A Quiet Place (Krasinski, 2018)

A Quiet Place is among the best experiences I had watching a film this year, as it utilized its technical facets with a great amount of intelligence. From the sound design to the cinematography, John Krasinski ensures you are actively involved in the family’s plight—and maybe even implicated in it, as one flinches at every minute sound from within the film, and outside it. The monsters here are also genuinely scary, so hats off to the team who designed them. Seeing those slit-like ears open up… yeesh. They’re almost on par with the screaming mutant bear from Annihilation.

There’s also a lot going on in terms of trauma, and the torment involved in not being able to give it proper vocalization.
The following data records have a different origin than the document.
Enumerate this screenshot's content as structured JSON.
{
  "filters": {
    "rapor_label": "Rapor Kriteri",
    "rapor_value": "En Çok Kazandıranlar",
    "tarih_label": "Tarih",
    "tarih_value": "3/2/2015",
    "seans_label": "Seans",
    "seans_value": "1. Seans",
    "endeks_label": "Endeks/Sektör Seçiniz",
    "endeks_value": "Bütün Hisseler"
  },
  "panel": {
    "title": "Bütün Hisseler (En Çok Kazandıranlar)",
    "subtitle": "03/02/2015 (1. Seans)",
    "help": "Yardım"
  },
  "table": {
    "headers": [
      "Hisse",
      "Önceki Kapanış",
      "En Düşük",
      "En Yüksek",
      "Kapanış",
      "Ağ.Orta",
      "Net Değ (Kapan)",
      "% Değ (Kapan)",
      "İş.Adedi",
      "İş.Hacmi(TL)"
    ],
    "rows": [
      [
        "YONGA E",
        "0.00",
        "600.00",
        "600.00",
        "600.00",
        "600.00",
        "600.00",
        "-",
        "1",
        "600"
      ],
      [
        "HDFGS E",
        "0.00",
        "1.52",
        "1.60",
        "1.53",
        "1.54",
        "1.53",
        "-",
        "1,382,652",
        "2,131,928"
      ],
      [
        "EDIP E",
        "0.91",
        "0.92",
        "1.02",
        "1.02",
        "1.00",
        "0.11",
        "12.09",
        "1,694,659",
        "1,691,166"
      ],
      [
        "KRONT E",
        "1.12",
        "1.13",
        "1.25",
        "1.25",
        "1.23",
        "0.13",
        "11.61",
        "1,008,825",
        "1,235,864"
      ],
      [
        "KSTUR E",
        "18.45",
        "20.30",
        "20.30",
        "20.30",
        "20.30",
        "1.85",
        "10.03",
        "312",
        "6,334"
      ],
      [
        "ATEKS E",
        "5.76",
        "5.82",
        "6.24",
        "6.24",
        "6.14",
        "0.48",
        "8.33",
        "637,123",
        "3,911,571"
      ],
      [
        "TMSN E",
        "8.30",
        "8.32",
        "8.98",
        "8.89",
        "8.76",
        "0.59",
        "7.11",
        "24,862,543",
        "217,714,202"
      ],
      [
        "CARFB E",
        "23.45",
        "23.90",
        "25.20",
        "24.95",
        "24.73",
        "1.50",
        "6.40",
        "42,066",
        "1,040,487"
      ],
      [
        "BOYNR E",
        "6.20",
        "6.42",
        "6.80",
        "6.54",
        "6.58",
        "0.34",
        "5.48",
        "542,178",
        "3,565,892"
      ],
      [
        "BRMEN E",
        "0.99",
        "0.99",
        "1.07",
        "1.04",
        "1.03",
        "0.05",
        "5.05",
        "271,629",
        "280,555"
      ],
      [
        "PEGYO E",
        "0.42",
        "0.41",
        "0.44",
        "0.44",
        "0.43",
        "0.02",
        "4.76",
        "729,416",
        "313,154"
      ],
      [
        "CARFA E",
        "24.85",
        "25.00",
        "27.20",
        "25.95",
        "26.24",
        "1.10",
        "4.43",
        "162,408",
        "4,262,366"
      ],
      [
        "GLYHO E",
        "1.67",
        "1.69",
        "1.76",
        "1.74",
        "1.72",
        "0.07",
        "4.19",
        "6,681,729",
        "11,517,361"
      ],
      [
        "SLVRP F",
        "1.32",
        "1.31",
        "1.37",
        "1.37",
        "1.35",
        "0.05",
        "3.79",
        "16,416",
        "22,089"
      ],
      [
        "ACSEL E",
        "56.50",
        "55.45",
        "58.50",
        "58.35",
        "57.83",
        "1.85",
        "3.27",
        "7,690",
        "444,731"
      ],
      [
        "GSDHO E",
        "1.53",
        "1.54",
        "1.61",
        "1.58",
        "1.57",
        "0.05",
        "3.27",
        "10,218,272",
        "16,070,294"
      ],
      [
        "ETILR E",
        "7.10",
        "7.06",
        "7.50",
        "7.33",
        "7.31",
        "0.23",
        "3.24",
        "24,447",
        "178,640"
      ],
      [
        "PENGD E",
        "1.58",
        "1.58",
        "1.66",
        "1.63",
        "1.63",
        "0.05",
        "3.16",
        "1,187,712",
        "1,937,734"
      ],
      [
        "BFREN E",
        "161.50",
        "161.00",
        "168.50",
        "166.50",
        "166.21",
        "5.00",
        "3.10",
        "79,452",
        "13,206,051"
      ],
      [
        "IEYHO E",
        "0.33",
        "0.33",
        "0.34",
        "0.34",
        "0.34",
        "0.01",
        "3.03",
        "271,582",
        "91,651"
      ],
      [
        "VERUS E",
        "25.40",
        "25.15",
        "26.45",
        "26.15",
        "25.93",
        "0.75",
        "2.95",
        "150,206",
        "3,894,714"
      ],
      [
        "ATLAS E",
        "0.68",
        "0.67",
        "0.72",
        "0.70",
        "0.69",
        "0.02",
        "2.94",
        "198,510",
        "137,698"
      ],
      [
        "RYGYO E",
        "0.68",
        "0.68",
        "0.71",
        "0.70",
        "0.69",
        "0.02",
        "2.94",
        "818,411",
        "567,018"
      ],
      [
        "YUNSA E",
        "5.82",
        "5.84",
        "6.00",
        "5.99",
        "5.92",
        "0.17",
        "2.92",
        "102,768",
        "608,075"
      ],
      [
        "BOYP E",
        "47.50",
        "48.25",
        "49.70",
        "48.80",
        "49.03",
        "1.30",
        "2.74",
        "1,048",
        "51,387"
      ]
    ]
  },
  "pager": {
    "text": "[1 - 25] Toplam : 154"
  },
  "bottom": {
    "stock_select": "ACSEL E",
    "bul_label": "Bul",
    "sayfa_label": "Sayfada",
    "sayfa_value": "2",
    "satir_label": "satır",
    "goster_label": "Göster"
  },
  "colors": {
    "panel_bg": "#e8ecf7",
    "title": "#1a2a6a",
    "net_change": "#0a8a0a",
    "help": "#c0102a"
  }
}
The now-infamous nail scene, and the accompanying bathtub birth, is sort of a supplemental commentary on that notion, using body horror and physical pain to mirror the psychological wounding of seeing someone you love die a preventable death. It’s interesting to note that another popular horror film from this year, Hereditary, also deals with similar themes, but is more concerned with genealogical traumas, and how families can quickly unravel when they are not dealt with. Here, the very notion of the Abbotts unravelling would give the monsters an easy win—and that’s a key difference. The monsters, unlike in Hereditary, are not supposed to win. The Abbotts are far too resilient to lose, and they have the means not to. Nothing is predestined here like it is in Hereditary, and while that makes A Quiet Place less of a black hole of misery, it doesn’t weaken its impact, either.

And so, barring a few logistical holes (the biggest one for me being Dad’s refusal to explain the importance of the hearing aids to his daughter), A Quiet Place is a taut ninety-minutes of unfiltered dread and suspense. The jump scares are also very effective, my favourite being the one with the baby raccoons. Now that produced a true gasp.